By Ray Sundar
Adam Gilchrist, the former Aussie test wicket-keeper extraordinaire, won the toss and elected to field. Conspicuous by his omission is the dependable Laxman.

With wickets tumbling all around him, Sachin Tendulkar stood tall, weathering the storm, making a cavalier captain’s knock of 55. This is his 4th 50 plus score in the tournament (the most), with a highest of 72, followed by 71. He faced 43 deliveries and hit 9×4’s. His sixes drought continues unabated, as his total remains at 1.  However, he has the most 4’s, 45, the 2nd highest aggregate, 303, and average, 60.60.

In a cameo, Bravo, in the 4th over, hoicked a 6 and muscled a 4 off Ojha. In the 6th over he powered 2×4’s off Symonds.

Harbhajan Singh provided some late innings pyrotechnics, pulverising the trio of Symonds, Roach and Sharma into submission. His blitzkrieg of these three read : 1, 1, 6, 4, 1, 4, 6, 4, 4, 1, 4, 4, 4, 4, 1 = 49. That is, not out.

Mumbai scored 172/7 in the allotted 20 overs.

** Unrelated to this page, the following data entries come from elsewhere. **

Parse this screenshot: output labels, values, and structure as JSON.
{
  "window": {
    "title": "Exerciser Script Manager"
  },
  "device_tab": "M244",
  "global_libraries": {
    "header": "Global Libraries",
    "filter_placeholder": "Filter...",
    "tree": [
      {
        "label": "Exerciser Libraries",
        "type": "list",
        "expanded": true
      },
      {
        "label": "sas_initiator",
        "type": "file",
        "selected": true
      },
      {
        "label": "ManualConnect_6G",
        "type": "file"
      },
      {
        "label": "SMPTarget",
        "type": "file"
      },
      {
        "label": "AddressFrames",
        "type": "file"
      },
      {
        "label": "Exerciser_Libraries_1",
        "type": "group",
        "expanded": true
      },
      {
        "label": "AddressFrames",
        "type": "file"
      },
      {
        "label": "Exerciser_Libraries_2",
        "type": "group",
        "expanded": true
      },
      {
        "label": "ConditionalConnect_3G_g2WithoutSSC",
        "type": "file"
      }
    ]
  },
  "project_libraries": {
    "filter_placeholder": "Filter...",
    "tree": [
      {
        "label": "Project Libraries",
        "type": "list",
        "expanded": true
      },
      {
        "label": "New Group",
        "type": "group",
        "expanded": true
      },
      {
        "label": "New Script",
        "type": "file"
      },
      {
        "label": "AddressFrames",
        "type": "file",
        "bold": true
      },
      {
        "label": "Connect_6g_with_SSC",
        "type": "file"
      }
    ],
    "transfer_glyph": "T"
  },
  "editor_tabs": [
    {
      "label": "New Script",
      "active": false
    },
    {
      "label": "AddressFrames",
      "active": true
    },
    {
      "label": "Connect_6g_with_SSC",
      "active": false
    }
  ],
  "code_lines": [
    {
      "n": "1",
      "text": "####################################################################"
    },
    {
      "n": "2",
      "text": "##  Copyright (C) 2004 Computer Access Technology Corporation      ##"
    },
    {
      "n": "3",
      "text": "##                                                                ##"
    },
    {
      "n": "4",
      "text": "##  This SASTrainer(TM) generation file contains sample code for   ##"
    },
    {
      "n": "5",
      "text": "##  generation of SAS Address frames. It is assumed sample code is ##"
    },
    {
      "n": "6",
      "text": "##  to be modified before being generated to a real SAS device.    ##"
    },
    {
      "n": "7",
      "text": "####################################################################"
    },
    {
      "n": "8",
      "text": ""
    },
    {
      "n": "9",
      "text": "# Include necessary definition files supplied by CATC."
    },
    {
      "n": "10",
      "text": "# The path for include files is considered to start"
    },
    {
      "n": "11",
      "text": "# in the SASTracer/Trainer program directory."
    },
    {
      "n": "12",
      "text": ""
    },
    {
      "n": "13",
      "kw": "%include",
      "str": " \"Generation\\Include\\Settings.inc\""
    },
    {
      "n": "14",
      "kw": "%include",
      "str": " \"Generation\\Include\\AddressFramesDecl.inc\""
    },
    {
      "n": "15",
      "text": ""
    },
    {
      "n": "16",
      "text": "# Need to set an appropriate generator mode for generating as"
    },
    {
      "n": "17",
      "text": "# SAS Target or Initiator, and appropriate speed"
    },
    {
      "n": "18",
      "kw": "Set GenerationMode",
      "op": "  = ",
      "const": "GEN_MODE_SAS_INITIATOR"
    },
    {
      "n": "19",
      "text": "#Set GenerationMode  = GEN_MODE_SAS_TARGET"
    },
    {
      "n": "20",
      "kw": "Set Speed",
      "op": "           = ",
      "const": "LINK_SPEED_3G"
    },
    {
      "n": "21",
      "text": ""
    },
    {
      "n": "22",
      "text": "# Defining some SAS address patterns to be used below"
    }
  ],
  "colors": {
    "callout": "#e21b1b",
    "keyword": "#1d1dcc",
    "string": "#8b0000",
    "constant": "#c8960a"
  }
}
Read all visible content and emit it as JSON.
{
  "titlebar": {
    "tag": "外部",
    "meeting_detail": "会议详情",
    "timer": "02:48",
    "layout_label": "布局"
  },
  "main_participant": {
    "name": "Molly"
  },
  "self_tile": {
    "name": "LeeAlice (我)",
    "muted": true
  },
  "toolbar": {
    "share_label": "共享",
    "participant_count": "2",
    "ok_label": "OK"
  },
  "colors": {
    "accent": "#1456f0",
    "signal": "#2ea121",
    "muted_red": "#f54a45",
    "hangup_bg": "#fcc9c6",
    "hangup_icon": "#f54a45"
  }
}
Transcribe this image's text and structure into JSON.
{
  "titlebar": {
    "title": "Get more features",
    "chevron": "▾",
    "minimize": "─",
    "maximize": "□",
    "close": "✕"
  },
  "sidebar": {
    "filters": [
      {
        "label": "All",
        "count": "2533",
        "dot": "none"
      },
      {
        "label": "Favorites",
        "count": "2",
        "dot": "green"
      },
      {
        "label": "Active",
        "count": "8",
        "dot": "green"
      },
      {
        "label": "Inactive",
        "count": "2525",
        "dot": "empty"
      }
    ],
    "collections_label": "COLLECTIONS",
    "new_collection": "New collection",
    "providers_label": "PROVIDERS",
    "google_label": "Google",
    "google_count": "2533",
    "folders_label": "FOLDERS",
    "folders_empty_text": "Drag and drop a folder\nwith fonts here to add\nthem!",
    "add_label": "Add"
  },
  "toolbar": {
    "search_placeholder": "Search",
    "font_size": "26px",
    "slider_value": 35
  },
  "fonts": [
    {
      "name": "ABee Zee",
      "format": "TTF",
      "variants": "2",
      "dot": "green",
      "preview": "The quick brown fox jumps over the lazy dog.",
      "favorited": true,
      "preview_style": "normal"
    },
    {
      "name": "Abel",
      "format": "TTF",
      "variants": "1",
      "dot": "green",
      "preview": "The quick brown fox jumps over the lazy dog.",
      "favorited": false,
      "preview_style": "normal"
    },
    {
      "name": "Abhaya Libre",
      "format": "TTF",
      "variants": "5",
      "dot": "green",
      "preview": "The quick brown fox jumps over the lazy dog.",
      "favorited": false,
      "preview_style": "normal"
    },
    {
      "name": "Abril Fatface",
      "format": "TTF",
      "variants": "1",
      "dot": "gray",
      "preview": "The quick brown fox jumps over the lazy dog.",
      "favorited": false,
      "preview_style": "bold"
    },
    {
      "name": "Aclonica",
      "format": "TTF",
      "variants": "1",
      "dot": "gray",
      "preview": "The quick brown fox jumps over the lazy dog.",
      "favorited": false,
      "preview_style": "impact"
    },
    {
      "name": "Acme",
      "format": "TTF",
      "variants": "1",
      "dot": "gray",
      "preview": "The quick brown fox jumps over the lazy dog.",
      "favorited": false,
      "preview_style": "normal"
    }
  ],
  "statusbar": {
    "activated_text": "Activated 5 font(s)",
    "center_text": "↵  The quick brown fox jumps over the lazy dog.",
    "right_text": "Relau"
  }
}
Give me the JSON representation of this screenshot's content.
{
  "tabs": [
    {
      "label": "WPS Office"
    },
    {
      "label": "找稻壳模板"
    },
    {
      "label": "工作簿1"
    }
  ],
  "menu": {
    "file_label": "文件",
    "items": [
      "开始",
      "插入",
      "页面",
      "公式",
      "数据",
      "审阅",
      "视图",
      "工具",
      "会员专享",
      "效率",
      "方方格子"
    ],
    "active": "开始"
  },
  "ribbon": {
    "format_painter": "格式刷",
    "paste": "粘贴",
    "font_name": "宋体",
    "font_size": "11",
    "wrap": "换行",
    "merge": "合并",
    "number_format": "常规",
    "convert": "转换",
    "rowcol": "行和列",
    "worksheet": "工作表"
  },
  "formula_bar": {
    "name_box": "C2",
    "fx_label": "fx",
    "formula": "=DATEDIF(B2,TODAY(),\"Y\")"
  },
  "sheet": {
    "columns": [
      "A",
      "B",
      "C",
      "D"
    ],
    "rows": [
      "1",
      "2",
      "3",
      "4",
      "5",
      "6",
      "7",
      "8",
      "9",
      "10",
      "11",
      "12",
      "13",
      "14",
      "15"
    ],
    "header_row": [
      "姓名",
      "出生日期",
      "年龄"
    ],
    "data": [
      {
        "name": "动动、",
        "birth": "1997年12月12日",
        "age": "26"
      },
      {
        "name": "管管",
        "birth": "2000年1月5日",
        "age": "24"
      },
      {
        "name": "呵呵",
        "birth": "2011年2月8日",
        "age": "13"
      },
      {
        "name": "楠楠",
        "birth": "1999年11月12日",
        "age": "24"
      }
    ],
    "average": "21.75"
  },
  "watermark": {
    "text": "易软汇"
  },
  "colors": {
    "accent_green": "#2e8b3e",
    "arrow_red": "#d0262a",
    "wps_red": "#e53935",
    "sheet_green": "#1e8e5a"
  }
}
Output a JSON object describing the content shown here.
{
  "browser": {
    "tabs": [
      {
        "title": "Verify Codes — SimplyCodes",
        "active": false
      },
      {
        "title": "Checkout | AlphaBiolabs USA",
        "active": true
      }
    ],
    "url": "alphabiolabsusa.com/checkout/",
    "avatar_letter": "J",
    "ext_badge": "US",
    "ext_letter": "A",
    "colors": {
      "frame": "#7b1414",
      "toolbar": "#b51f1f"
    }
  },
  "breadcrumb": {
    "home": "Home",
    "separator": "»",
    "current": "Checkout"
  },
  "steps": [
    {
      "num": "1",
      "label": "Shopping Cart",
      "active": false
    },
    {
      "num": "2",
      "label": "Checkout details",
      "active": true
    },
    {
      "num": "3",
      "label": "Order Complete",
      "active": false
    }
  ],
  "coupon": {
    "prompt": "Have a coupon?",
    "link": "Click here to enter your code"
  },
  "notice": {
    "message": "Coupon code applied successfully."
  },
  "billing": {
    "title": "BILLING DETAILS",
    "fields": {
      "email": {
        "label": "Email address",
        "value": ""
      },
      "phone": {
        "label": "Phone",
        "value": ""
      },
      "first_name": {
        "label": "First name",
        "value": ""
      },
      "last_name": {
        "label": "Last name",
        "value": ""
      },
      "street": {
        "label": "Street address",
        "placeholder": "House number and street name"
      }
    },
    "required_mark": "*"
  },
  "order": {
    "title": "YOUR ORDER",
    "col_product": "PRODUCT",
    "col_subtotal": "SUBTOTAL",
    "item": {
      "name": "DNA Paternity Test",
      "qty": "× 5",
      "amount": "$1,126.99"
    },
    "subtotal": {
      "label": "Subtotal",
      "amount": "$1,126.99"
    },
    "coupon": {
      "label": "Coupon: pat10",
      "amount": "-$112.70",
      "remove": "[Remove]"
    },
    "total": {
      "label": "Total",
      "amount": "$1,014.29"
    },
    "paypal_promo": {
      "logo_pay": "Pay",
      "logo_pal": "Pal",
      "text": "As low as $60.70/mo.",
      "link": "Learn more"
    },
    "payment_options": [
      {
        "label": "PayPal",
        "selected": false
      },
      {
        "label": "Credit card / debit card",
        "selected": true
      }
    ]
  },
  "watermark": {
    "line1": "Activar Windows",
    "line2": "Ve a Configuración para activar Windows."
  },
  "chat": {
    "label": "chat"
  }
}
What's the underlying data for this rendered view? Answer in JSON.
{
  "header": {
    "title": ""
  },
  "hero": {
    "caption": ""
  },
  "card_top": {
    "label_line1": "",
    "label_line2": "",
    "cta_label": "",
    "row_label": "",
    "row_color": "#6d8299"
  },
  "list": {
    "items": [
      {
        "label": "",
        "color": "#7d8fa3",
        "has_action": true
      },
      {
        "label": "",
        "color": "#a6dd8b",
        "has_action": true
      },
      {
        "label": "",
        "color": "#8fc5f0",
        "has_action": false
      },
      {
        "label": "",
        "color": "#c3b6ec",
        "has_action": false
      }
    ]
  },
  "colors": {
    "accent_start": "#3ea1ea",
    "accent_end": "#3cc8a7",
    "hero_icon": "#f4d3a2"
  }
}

The pick of the bowlers – R. Singh 3/31, J. Singh 2/30 and P. Ojha 2/24.

The high octane Deccan batsmen, arguably the best batting line up in the tournament, were unable to settle down. Superman Harbhajan Singh returned to open the bowling. And the move paid immediate dividends as Gilchrist was caught by Sachin off Harbhajan for 0. Gibbs and Sharma were the only ones to provide any resistance, with the former scoring 27 and the latter top scoring with 45. Symonds had a wretched day, scoring 1, on the heels of a sub par bowling performance.

Inevitably they were all out for an uncharacteristic 131. The pick of the bowlers – Z. Khan 3/31, S. Malinga 3/12 and the eventual man of the match, the turbanator, Harbhajan Singh 3/31.

The biggest bust so far in IPL’s 2010 season is the continued failure of Trinidad’s K.A Pollard. It seems as though he does not know whether he is going or coming. His latest misadventure, after a horrid series against Mugabe’s cellar dwelling Zimbabwe, came against Deccan Chargers, scoring a lousy 1. Thus far, in 5 matches, he has scored a paltry 59 for a minuscule 11.80 average. In fairness he is one of five who failed miserably against Deccan Chargers. However, he is the big money man and as such his failures are more pronounced, more magnified, more glaring, and most of all, serves as a lightning rod.